## WHAT THIS TASK INVOLVES:
From the records below, copy each line in which the string "Libraries" occurs.

== INFORMATION SHOWN

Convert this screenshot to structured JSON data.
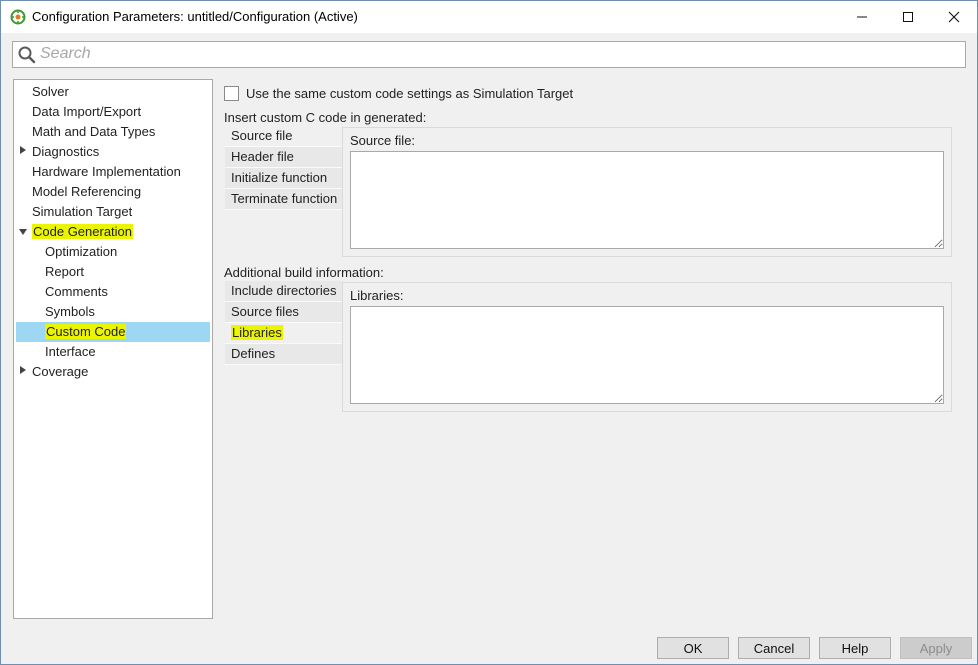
{
  "window": {
    "title": "Configuration Parameters: untitled/Configuration (Active)",
    "minimize_glyph": "—",
    "maximize_glyph": "☐",
    "close_glyph": "✕"
  },
  "search": {
    "placeholder": "Search",
    "value": ""
  },
  "tree": {
    "items": [
      {
        "label": "Solver",
        "level": 0,
        "expander": "none"
      },
      {
        "label": "Data Import/Export",
        "level": 0,
        "expander": "none"
      },
      {
        "label": "Math and Data Types",
        "level": 0,
        "expander": "none"
      },
      {
        "label": "Diagnostics",
        "level": 0,
        "expander": "collapsed"
      },
      {
        "label": "Hardware Implementation",
        "level": 0,
        "expander": "none"
      },
      {
        "label": "Model Referencing",
        "level": 0,
        "expander": "none"
      },
      {
        "label": "Simulation Target",
        "level": 0,
        "expander": "none"
      },
      {
        "label": "Code Generation",
        "level": 0,
        "expander": "expanded",
        "highlighted": true
      },
      {
        "label": "Optimization",
        "level": 1
      },
      {
        "label": "Report",
        "level": 1
      },
      {
        "label": "Comments",
        "level": 1
      },
      {
        "label": "Symbols",
        "level": 1
      },
      {
        "label": "Custom Code",
        "level": 1,
        "selected": true,
        "highlighted": true
      },
      {
        "label": "Interface",
        "level": 1
      },
      {
        "label": "Coverage",
        "level": 0,
        "expander": "collapsed"
      }
    ],
    "selection_color": "#9ed7f4",
    "highlight_color": "#ecf500"
  },
  "main": {
    "same_settings_label": "Use the same custom code settings as Simulation Target",
    "same_settings_checked": false,
    "insert_section": {
      "label": "Insert custom C code in generated:",
      "tabs": [
        "Source file",
        "Header file",
        "Initialize function",
        "Terminate function"
      ],
      "active_tab": "Source file",
      "panel_label": "Source file:",
      "value": ""
    },
    "build_section": {
      "label": "Additional build information:",
      "tabs": [
        "Include directories",
        "Source files",
        "Libraries",
        "Defines"
      ],
      "active_tab": "Libraries",
      "panel_label": "Libraries:",
      "value": ""
    }
  },
  "buttons": {
    "ok": "OK",
    "cancel": "Cancel",
    "help": "Help",
    "apply": "Apply"
  }
}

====

## SOLUTION FOR THIS EXERCISE:
        "Libraries",
      "active_tab": "Libraries",
      "panel_label": "Libraries:",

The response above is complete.